The decision by Minneapolis to release video footage of a police shooting before the entire investigation concludes is something new to the state, but it could set an example for other cities dealing with police shootings.
The decision by Minneapolis Mayor Jacob Frey was supported by protesters and family members who attended a City Council meeting Wednesday afternoon, but some called on the city to do more to prevent shootings by police.
The death of 31-year-old Thurman Blevins late Saturday afternoon is being investigated by the Minnesota Bureau of Criminal Apprehension. Investigators say he was shot by police officers after he fled from them in north Minneapolis. Eyewitnesses differ on whether Blevins had a gun. BCA investigators say they recovered a gun at the scene.
The officers involved, Ryan Kelly and Justin Schmidt, are both on standard administrative leave during the BCA investigation. Police said the body cameras of both officers were active during the shooting.
Frey announced Tuesday evening that he'd decided to release the video. He said in a statement that Blevins' family needed to be consulted before it was released and that the BCA needed to conclude interviews with key witnesses.
"Transparency and accountability are of the highest priority for Chief [Medaria] Arradondo and me. Real transparency does not allow for unnecessary delay before information is released," Frey said. "It means full and thoughtful disclosure of information, and an unwavering commitment to fairness and justice."
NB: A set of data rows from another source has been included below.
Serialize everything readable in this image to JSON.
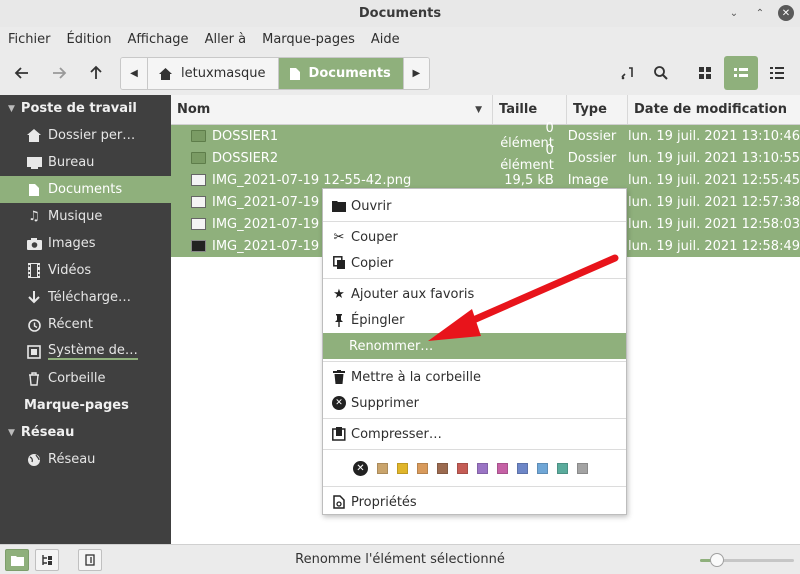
{
  "window": {
    "title": "Documents",
    "controls": {
      "minimize_icon": "minimize-icon",
      "maximize_icon": "maximize-icon",
      "close_icon": "close-icon"
    }
  },
  "menubar": [
    "Fichier",
    "Édition",
    "Affichage",
    "Aller à",
    "Marque-pages",
    "Aide"
  ],
  "toolbar": {
    "back_icon": "arrow-left-icon",
    "forward_icon": "arrow-right-icon",
    "up_icon": "arrow-up-icon",
    "path": [
      {
        "label": "letuxmasque",
        "icon": "home-icon",
        "active": false
      },
      {
        "label": "Documents",
        "icon": "document-icon",
        "active": true
      }
    ],
    "right_icons": [
      "open-terminal-icon",
      "search-icon",
      "icon-view-icon",
      "list-view-icon",
      "compact-view-icon"
    ],
    "active_view": "list-view-icon"
  },
  "sidebar": {
    "sections": [
      {
        "header": "Poste de travail",
        "collapsible": true,
        "items": [
          {
            "label": "Dossier per…",
            "icon": "home-icon"
          },
          {
            "label": "Bureau",
            "icon": "desktop-icon"
          },
          {
            "label": "Documents",
            "icon": "document-icon",
            "active": true
          },
          {
            "label": "Musique",
            "icon": "music-icon"
          },
          {
            "label": "Images",
            "icon": "camera-icon"
          },
          {
            "label": "Vidéos",
            "icon": "film-icon"
          },
          {
            "label": "Télécharge…",
            "icon": "download-icon"
          },
          {
            "label": "Récent",
            "icon": "history-icon"
          },
          {
            "label": "Système de…",
            "icon": "drive-icon",
            "usage_bar": true
          },
          {
            "label": "Corbeille",
            "icon": "trash-icon"
          }
        ]
      },
      {
        "header": "Marque-pages",
        "collapsible": false,
        "items": []
      },
      {
        "header": "Réseau",
        "collapsible": true,
        "items": [
          {
            "label": "Réseau",
            "icon": "network-icon"
          }
        ]
      }
    ]
  },
  "file_list": {
    "columns": {
      "name": "Nom",
      "size": "Taille",
      "type": "Type",
      "date": "Date de modification"
    },
    "rows": [
      {
        "name": "DOSSIER1",
        "size": "0 élément",
        "type": "Dossier",
        "date": "lun. 19 juil. 2021 13:10:46",
        "icon": "folder-icon"
      },
      {
        "name": "DOSSIER2",
        "size": "0 élément",
        "type": "Dossier",
        "date": "lun. 19 juil. 2021 13:10:55",
        "icon": "folder-icon"
      },
      {
        "name": "IMG_2021-07-19 12-55-42.png",
        "size": "19,5 kB",
        "type": "Image",
        "date": "lun. 19 juil. 2021 12:55:45",
        "icon": "image-icon"
      },
      {
        "name": "IMG_2021-07-19 1",
        "size": "",
        "type": "",
        "date": "lun. 19 juil. 2021 12:57:38",
        "icon": "image-icon"
      },
      {
        "name": "IMG_2021-07-19 1",
        "size": "",
        "type": "",
        "date": "lun. 19 juil. 2021 12:58:03",
        "icon": "image-icon"
      },
      {
        "name": "IMG_2021-07-19 1",
        "size": "",
        "type": "",
        "date": "lun. 19 juil. 2021 12:58:49",
        "icon": "image-dark-icon"
      }
    ]
  },
  "context_menu": {
    "groups": [
      [
        {
          "label": "Ouvrir",
          "icon": "folder-open-icon"
        }
      ],
      [
        {
          "label": "Couper",
          "icon": "scissors-icon"
        },
        {
          "label": "Copier",
          "icon": "copy-icon"
        }
      ],
      [
        {
          "label": "Ajouter aux favoris",
          "icon": "star-add-icon"
        },
        {
          "label": "Épingler",
          "icon": "pin-icon"
        },
        {
          "label": "Renommer…",
          "icon": "",
          "highlighted": true
        }
      ],
      [
        {
          "label": "Mettre à la corbeille",
          "icon": "trash-icon"
        },
        {
          "label": "Supprimer",
          "icon": "delete-icon"
        }
      ],
      [
        {
          "label": "Compresser…",
          "icon": "archive-icon"
        }
      ]
    ],
    "tag_colors": [
      "#c9a46c",
      "#e0b52a",
      "#d89a5b",
      "#9b6a4f",
      "#c45c55",
      "#9a74c4",
      "#c561a5",
      "#6d86c7",
      "#6fa6d6",
      "#5aab9c",
      "#a3a3a3"
    ],
    "properties": {
      "label": "Propriétés",
      "icon": "properties-icon"
    }
  },
  "annotation_arrow": {
    "color": "#e8141b"
  },
  "statusbar": {
    "text": "Renomme l'élément sélectionné",
    "buttons": [
      "places-icon",
      "tree-icon",
      "hide-sidebar-icon"
    ],
    "zoom_level": 0.12
  },
  "colors": {
    "accent": "#8fb07c",
    "sidebar_bg": "#404040"
  }
}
Some protesters over the weekend, including members of Blevins' family who attended a vigil on Sunday, have called for the body camera footage to be released. All 13 members of the Minneapolis City Council also released a statement urging the BCA to release body camera footage and other evidence.
Protesters attended a Minneapolis City Council meeting Wednesday afternoon. Committee of the Whole Chair Andrea Jenkins gave time for members of the public to talk about Blevins' death.
Activist and former Minneapolis NAACP head Nekima Levy-Pounds said the body camera footage should be released immediately without conditions. She said the city hasn't done a good job routing out systematic problems in the Minneapolis police.
"The culture has not changed. We have officers continuing to engage in abusive conduct," Levy-Pounds said. "You see their records, they're not disciplined, including the officers who were involved in the shooting death of Thurman Blevins."
Other members of the public who spoke expressed skepticism about the BCA investigation and the Police Department's account of what led to the shooting.
Vanessa Anderson, who identified herself as the mother of Blevins' oldest two children, said her children and Blevins' other child are "distraught" at his death.
"It's sad that my kids and I have actually went to these protests, for all these others that have been before, or the injustice before, now they get to do it for their own dad," Anderson said. "I never would have thought that we'd ever have went to one of those for their own dad."
Anderson said the Police Department needed to address how people are trained and to teach them ways to de-escalate situations.
Most City Council members expressed support for the family and urged prompt release of the footage. Some also said they would consider changing the city charter to give the council more oversight over the police department, which is now mostly controlled by the mayor.
Frey also attended the council meeting to hear the public comments. After people in the crowd urged him to make a statement, he offered his condolences to Blevins' family and thanked other members of the public for their input.
"Although the words are often uncomfortable to hear, I think it's good for me to hear them," Frey said. "I think leaning into that discomfort is something that I'm trying to do. I haven't always been successful but I'm trying."
Frey told the crowd that it's important to him to release information in the case, including the body camera footage, as soon as possible.
"At a time when there's so much distrust between communities and the police that are charged with protecting and serving them, I do think that it's important that the body camera footage be released," Frey said.
Minneapolis sets example for the state
Typically in Minnesota, investigators haven't released much information or video footage before an investigation concluded, said Metropolitan State University professor James Densley.
"Once it's out in the public domain you can't reel it back," he said. "Any leverage you might have from the footage, any of the fact-finding, any of the investigation that's going on, any advantage that that presents would be lost."
State investigators just last week released body camera videos of Marcus Fischer, who was shot by officers after stabbing himself in a police interview room six months ago.
There's a chance that releasing video footage could keep eyewitnesses from coming forward or change what they remember about an incident, Densley said. But releasing video could also improve the police department's relationship with the community.
"Delays like this, even though they might be perfectly legal, rational — they make a lot of sense from an investigative standpoint. From a community standpoint, there's then these suspicions," Densley said. "That erodes away at some of that trust."
Under Minnesota law, data involved in active criminal investigations is usually not public. But Matt Ehling, executive director of the Minnesota Coalition on Government Information, said there is a provision that allows governmental bodies to release investigative information.
"If the release of investigative data while there's an ongoing investigation would ... benefit the public in some way, or in particular would dispel widespread rumor or unrest, then you can release it," Ehling said.
The Hennepin County Attorney's Office declined to comment on Frey's decision to release the footage. A statement from the BCA Wednesday reaffirmed that the agency would conduct a "fair, impartial, and thorough investigation of the incident." A spokesperson for the agency said it would release all public records after the case was closed, as in other investigations.